Soil resident microbes are resilient to long-term fertilizer application
Synthetic fertilizers are part of agriculture since almost 100 years after the discovery of the Haber-Bosch process and about 50% of the current agricultural production relies on this process. Little is known how long-term application of synthetic fertilizers impacts the homeostasis of soil-resident microbial communities, a key parameter of “soil health”.
New work from a team of scientists headed by Paul Schulze-Lefert at the Max Planck Institute for Plant Breeding Research in Cologne, Germany, provides first insights on the impact of long-term application of synthetic phosphate fertilizer on soil ecology and root-associated microbial communities in an agriculturally relevant setting using soils originating from a long-term field experiment at the Martin Luther University Halle-Wittenberg.
The authors demonstrate that the soil-resident bacteria and fungi are highly resilient to persistent perturbation by synthetic phosphate fertilizer applied over more than 60 years. The most significant effect of phosphate application is observed inside the plant roots, demonstrating that plants grown in soils with contrasting phosphate availability have slight, but significant differences to their root-colonizing microbial community composition. The change in fungal root-associated consortia is more than double compared to bacterial assemblages, which may indicate a preference toward root colonization of soil-resident fungi in soils with reduced phosphate availability.
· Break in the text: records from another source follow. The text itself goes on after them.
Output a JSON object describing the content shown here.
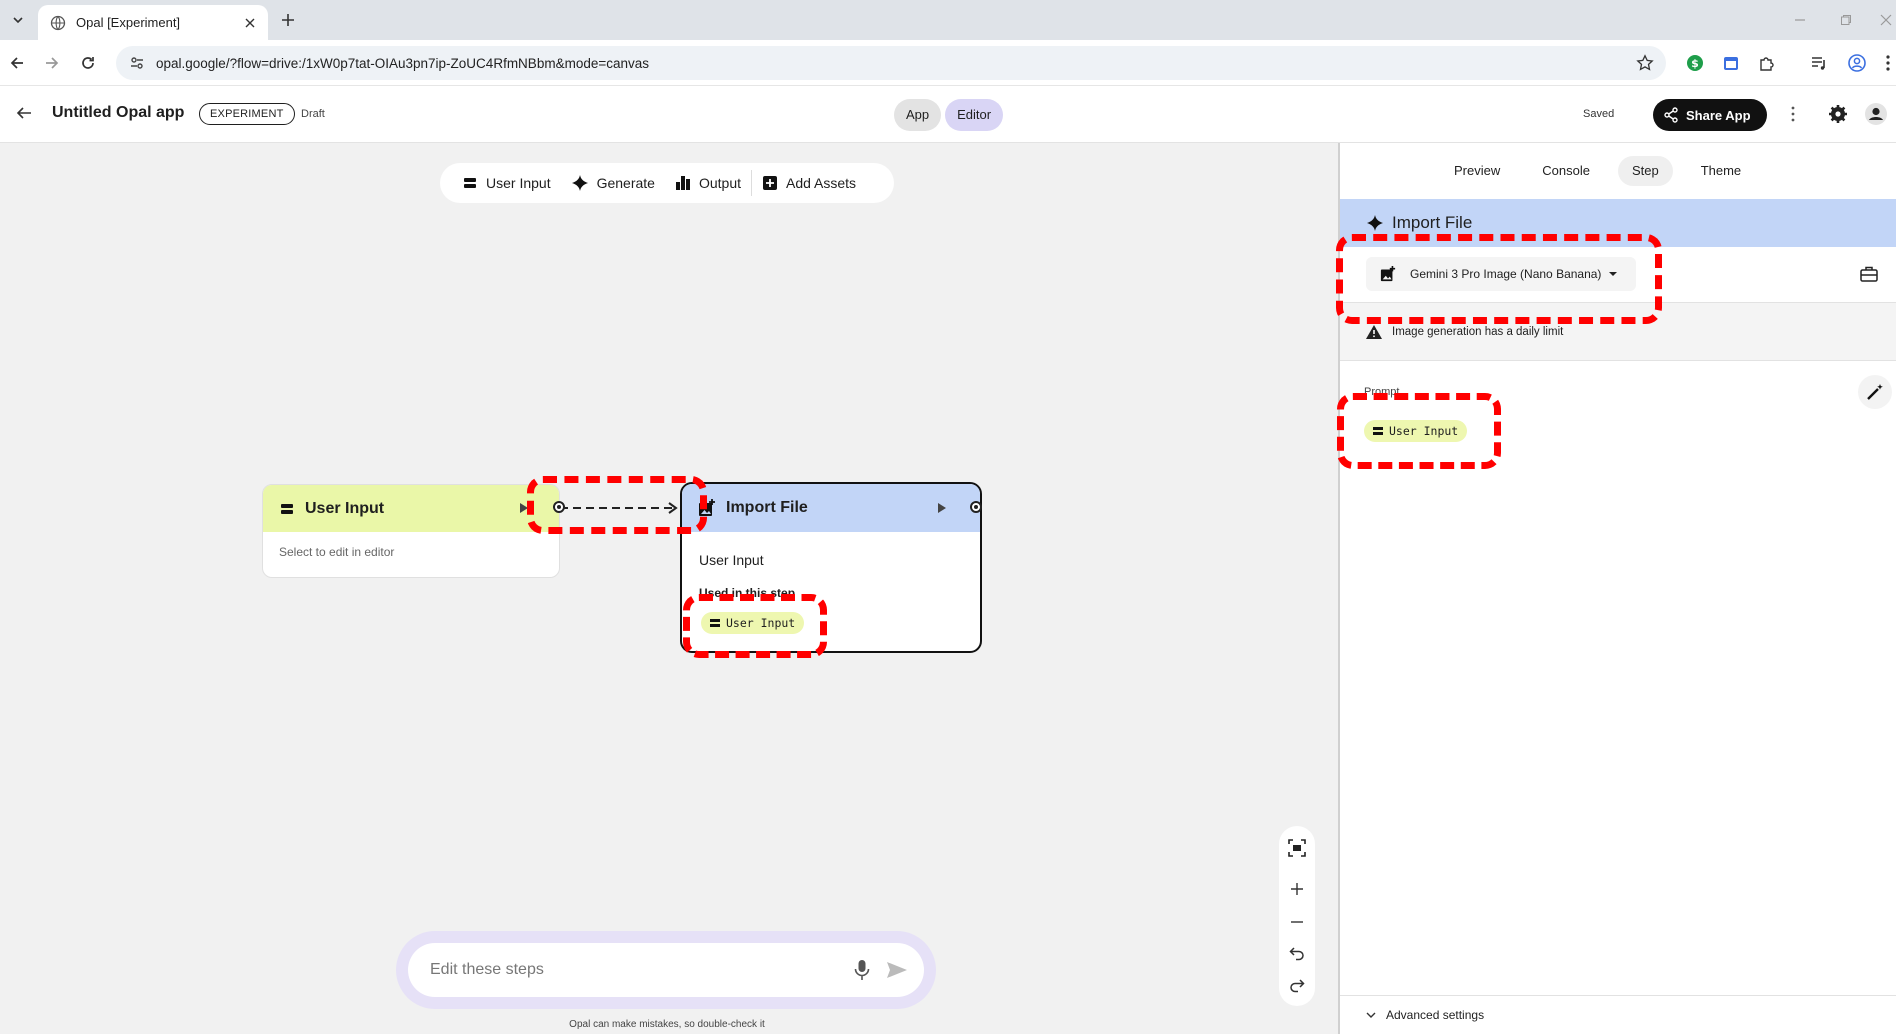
{
  "browser": {
    "tab_title": "Opal [Experiment]",
    "url": "opal.google/?flow=drive:/1xW0p7tat-OIAu3pn7ip-ZoUC4RfmNBbm&mode=canvas"
  },
  "header": {
    "title": "Untitled Opal app",
    "badge": "EXPERIMENT",
    "status": "Draft",
    "mode_app": "App",
    "mode_editor": "Editor",
    "save_status": "Saved",
    "share_label": "Share App"
  },
  "canvas_toolbar": {
    "user_input": "User Input",
    "generate": "Generate",
    "output": "Output",
    "add_assets": "Add Assets"
  },
  "nodes": {
    "user_input": {
      "title": "User Input",
      "hint": "Select to edit in editor"
    },
    "import_file": {
      "title": "Import File",
      "line": "User Input",
      "used_label": "Used in this step",
      "chip": "User Input"
    }
  },
  "prompt_bar": {
    "placeholder": "Edit these steps",
    "disclaimer": "Opal can make mistakes, so double-check it"
  },
  "panel": {
    "tabs": [
      "Preview",
      "Console",
      "Step",
      "Theme"
    ],
    "active_tab": "Step",
    "step_title": "Import File",
    "model": "Gemini 3 Pro Image (Nano Banana)",
    "limit_note": "Image generation has a daily limit",
    "prompt_label": "Prompt",
    "prompt_chip": "User Input",
    "advanced": "Advanced settings"
  },
  "colors": {
    "user_input_node": "#eaf7a8",
    "import_node": "#c2d5f7",
    "annotation": "#ff0000",
    "editor_pill": "#d9d5f5"
  }
}
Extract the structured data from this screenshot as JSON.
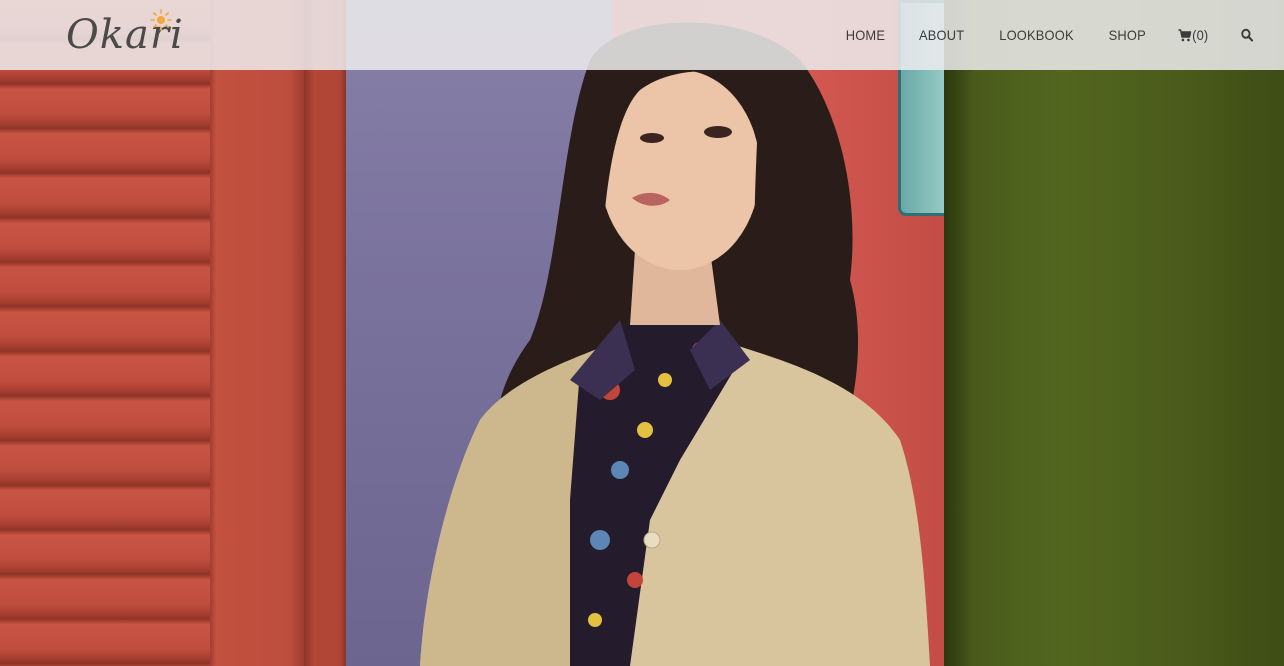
{
  "site": {
    "logo_text": "Okari",
    "logo_icon": "sun-icon"
  },
  "nav": {
    "home_label": "HOME",
    "about_label": "ABOUT",
    "lookbook_label": "LOOKBOOK",
    "shop_label": "SHOP",
    "cart_icon": "cart-icon",
    "cart_count": "(0)",
    "search_icon": "search-icon"
  },
  "hero": {
    "image_alt": "Model with long dark hair wearing a beige jacket over a patterned shirt"
  },
  "colors": {
    "navbar_bg": "#eeecee",
    "nav_text": "#3b3b3b",
    "logo_text": "#4a4a4a",
    "logo_sun": "#f2a93b"
  }
}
It is remarkable that a major perturbation in soil ecology could not be observed after an extended period of synthetic fertilizer application and thus the impact of fertilizer on soil health appears to be marginal. At this stage, detrimental effects of synthetic fertilizers are limited to cases of excessive application, resulting in leaching into the (aquatic) environment.